── Given records ──

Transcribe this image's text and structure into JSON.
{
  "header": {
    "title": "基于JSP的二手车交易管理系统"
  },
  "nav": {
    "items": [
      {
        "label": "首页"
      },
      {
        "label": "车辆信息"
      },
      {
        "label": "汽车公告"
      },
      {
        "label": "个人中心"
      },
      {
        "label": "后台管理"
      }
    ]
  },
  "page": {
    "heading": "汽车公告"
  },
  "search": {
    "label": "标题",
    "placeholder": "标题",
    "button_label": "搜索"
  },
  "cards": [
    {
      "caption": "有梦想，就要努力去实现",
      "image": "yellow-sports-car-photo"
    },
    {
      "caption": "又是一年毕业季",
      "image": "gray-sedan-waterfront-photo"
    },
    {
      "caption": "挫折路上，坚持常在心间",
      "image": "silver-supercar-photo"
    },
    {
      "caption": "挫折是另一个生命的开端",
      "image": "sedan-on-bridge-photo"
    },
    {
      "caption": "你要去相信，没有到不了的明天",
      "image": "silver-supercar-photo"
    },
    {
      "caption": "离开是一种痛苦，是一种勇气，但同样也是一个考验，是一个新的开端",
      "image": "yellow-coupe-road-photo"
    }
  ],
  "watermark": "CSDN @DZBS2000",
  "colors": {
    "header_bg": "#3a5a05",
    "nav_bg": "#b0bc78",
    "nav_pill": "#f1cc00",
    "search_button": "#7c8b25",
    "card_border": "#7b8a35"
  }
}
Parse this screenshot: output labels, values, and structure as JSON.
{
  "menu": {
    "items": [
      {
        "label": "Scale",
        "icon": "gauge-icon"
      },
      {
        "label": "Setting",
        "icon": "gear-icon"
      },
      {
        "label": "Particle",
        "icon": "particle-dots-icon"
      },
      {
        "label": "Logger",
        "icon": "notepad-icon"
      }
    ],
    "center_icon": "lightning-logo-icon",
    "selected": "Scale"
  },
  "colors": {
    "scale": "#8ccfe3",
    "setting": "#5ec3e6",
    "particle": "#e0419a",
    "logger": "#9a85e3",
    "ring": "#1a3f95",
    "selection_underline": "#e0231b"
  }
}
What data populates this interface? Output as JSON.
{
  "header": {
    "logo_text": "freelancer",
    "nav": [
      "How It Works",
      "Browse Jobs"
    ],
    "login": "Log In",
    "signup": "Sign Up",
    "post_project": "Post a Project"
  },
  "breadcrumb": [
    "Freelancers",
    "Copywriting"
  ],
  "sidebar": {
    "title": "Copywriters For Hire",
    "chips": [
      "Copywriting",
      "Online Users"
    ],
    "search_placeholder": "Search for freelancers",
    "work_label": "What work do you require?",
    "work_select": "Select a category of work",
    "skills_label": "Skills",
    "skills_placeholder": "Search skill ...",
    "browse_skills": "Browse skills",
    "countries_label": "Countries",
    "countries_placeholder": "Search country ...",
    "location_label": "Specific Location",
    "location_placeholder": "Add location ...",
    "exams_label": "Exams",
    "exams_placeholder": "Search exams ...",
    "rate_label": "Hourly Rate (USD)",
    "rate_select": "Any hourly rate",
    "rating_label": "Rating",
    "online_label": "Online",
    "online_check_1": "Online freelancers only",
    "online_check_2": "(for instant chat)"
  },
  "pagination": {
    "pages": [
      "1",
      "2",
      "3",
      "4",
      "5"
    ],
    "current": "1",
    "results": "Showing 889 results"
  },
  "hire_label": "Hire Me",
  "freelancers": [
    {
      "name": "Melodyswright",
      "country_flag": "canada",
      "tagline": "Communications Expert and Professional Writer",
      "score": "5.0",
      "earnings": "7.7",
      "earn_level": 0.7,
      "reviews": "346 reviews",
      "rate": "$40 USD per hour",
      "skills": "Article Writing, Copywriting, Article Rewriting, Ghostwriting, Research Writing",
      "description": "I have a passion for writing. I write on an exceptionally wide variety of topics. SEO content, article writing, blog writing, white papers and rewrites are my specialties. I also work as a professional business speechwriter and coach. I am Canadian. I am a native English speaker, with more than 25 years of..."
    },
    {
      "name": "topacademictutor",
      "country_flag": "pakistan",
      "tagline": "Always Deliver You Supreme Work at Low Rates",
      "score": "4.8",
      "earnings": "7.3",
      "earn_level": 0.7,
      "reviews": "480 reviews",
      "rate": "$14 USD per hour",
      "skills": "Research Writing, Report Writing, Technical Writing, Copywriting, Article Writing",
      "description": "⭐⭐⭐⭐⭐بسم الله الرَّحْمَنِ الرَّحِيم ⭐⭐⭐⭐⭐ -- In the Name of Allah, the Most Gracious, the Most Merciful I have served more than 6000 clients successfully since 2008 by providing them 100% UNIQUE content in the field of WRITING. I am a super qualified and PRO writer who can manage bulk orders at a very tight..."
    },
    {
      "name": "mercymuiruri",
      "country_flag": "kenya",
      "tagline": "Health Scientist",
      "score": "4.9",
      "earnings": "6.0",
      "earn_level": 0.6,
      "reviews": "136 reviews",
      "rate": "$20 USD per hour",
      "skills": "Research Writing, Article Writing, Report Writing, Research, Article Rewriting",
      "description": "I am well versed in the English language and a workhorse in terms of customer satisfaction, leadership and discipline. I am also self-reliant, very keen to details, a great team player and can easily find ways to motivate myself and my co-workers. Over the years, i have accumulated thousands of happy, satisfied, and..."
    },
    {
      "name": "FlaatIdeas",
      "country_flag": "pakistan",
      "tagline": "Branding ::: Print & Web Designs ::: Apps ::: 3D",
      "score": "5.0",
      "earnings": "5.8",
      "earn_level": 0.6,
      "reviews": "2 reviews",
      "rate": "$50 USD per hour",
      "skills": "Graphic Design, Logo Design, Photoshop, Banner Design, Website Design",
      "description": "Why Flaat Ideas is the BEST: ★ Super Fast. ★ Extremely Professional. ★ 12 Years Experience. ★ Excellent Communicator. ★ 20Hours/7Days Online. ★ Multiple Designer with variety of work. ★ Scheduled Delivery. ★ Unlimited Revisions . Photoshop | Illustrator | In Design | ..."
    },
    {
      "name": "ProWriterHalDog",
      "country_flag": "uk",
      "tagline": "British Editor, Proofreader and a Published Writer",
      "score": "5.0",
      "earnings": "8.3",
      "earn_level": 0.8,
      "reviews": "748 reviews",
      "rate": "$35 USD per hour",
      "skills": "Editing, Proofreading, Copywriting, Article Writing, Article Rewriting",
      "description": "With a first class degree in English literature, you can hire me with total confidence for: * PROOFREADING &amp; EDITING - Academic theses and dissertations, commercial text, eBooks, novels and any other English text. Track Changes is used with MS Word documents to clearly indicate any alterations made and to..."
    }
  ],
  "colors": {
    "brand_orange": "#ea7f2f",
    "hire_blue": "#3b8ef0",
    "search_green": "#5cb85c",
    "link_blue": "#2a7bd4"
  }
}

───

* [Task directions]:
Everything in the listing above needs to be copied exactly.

* [Solution for this problem]:
Transcribe this image's text and structure into JSON.
{
  "header": {
    "title": "基于JSP的二手车交易管理系统"
  },
  "nav": {
    "items": [
      {
        "label": "首页"
      },
      {
        "label": "车辆信息"
      },
      {
        "label": "汽车公告"
      },
      {
        "label": "个人中心"
      },
      {
        "label": "后台管理"
      }
    ]
  },
  "page": {
    "heading": "汽车公告"
  },
  "search": {
    "label": "标题",
    "placeholder": "标题",
    "button_label": "搜索"
  },
  "cards": [
    {
      "caption": "有梦想，就要努力去实现",
      "image": "yellow-sports-car-photo"
    },
    {
      "caption": "又是一年毕业季",
      "image": "gray-sedan-waterfront-photo"
    },
    {
      "caption": "挫折路上，坚持常在心间",
      "image": "silver-supercar-photo"
    },
    {
      "caption": "挫折是另一个生命的开端",
      "image": "sedan-on-bridge-photo"
    },
    {
      "caption": "你要去相信，没有到不了的明天",
      "image": "silver-supercar-photo"
    },
    {
      "caption": "离开是一种痛苦，是一种勇气，但同样也是一个考验，是一个新的开端",
      "image": "yellow-coupe-road-photo"
    }
  ],
  "watermark": "CSDN @DZBS2000",
  "colors": {
    "header_bg": "#3a5a05",
    "nav_bg": "#b0bc78",
    "nav_pill": "#f1cc00",
    "search_button": "#7c8b25",
    "card_border": "#7b8a35"
  }
}
Parse this screenshot: output labels, values, and structure as JSON.
{
  "menu": {
    "items": [
      {
        "label": "Scale",
        "icon": "gauge-icon"
      },
      {
        "label": "Setting",
        "icon": "gear-icon"
      },
      {
        "label": "Particle",
        "icon": "particle-dots-icon"
      },
      {
        "label": "Logger",
        "icon": "notepad-icon"
      }
    ],
    "center_icon": "lightning-logo-icon",
    "selected": "Scale"
  },
  "colors": {
    "scale": "#8ccfe3",
    "setting": "#5ec3e6",
    "particle": "#e0419a",
    "logger": "#9a85e3",
    "ring": "#1a3f95",
    "selection_underline": "#e0231b"
  }
}
What data populates this interface? Output as JSON.
{
  "header": {
    "logo_text": "freelancer",
    "nav": [
      "How It Works",
      "Browse Jobs"
    ],
    "login": "Log In",
    "signup": "Sign Up",
    "post_project": "Post a Project"
  },
  "breadcrumb": [
    "Freelancers",
    "Copywriting"
  ],
  "sidebar": {
    "title": "Copywriters For Hire",
    "chips": [
      "Copywriting",
      "Online Users"
    ],
    "search_placeholder": "Search for freelancers",
    "work_label": "What work do you require?",
    "work_select": "Select a category of work",
    "skills_label": "Skills",
    "skills_placeholder": "Search skill ...",
    "browse_skills": "Browse skills",
    "countries_label": "Countries",
    "countries_placeholder": "Search country ...",
    "location_label": "Specific Location",
    "location_placeholder": "Add location ...",
    "exams_label": "Exams",
    "exams_placeholder": "Search exams ...",
    "rate_label": "Hourly Rate (USD)",
    "rate_select": "Any hourly rate",
    "rating_label": "Rating",
    "online_label": "Online",
    "online_check_1": "Online freelancers only",
    "online_check_2": "(for instant chat)"
  },
  "pagination": {
    "pages": [
      "1",
      "2",
      "3",
      "4",
      "5"
    ],
    "current": "1",
    "results": "Showing 889 results"
  },
  "hire_label": "Hire Me",
  "freelancers": [
    {
      "name": "Melodyswright",
      "country_flag": "canada",
      "tagline": "Communications Expert and Professional Writer",
      "score": "5.0",
      "earnings": "7.7",
      "earn_level": 0.7,
      "reviews": "346 reviews",
      "rate": "$40 USD per hour",
      "skills": "Article Writing, Copywriting, Article Rewriting, Ghostwriting, Research Writing",
      "description": "I have a passion for writing. I write on an exceptionally wide variety of topics. SEO content, article writing, blog writing, white papers and rewrites are my specialties. I also work as a professional business speechwriter and coach. I am Canadian. I am a native English speaker, with more than 25 years of..."
    },
    {
      "name": "topacademictutor",
      "country_flag": "pakistan",
      "tagline": "Always Deliver You Supreme Work at Low Rates",
      "score": "4.8",
      "earnings": "7.3",
      "earn_level": 0.7,
      "reviews": "480 reviews",
      "rate": "$14 USD per hour",
      "skills": "Research Writing, Report Writing, Technical Writing, Copywriting, Article Writing",
      "description": "⭐⭐⭐⭐⭐بسم الله الرَّحْمَنِ الرَّحِيم ⭐⭐⭐⭐⭐ -- In the Name of Allah, the Most Gracious, the Most Merciful I have served more than 6000 clients successfully since 2008 by providing them 100% UNIQUE content in the field of WRITING. I am a super qualified and PRO writer who can manage bulk orders at a very tight..."
    },
    {
      "name": "mercymuiruri",
      "country_flag": "kenya",
      "tagline": "Health Scientist",
      "score": "4.9",
      "earnings": "6.0",
      "earn_level": 0.6,
      "reviews": "136 reviews",
      "rate": "$20 USD per hour",
      "skills": "Research Writing, Article Writing, Report Writing, Research, Article Rewriting",
      "description": "I am well versed in the English language and a workhorse in terms of customer satisfaction, leadership and discipline. I am also self-reliant, very keen to details, a great team player and can easily find ways to motivate myself and my co-workers. Over the years, i have accumulated thousands of happy, satisfied, and..."
    },
    {
      "name": "FlaatIdeas",
      "country_flag": "pakistan",
      "tagline": "Branding ::: Print & Web Designs ::: Apps ::: 3D",
      "score": "5.0",
      "earnings": "5.8",
      "earn_level": 0.6,
      "reviews": "2 reviews",
      "rate": "$50 USD per hour",
      "skills": "Graphic Design, Logo Design, Photoshop, Banner Design, Website Design",
      "description": "Why Flaat Ideas is the BEST: ★ Super Fast. ★ Extremely Professional. ★ 12 Years Experience. ★ Excellent Communicator. ★ 20Hours/7Days Online. ★ Multiple Designer with variety of work. ★ Scheduled Delivery. ★ Unlimited Revisions . Photoshop | Illustrator | In Design | ..."
    },
    {
      "name": "ProWriterHalDog",
      "country_flag": "uk",
      "tagline": "British Editor, Proofreader and a Published Writer",
      "score": "5.0",
      "earnings": "8.3",
      "earn_level": 0.8,
      "reviews": "748 reviews",
      "rate": "$35 USD per hour",
      "skills": "Editing, Proofreading, Copywriting, Article Writing, Article Rewriting",
      "description": "With a first class degree in English literature, you can hire me with total confidence for: * PROOFREADING &amp; EDITING - Academic theses and dissertations, commercial text, eBooks, novels and any other English text. Track Changes is used with MS Word documents to clearly indicate any alterations made and to..."
    }
  ],
  "colors": {
    "brand_orange": "#ea7f2f",
    "hire_blue": "#3b8ef0",
    "search_green": "#5cb85c",
    "link_blue": "#2a7bd4"
  }
}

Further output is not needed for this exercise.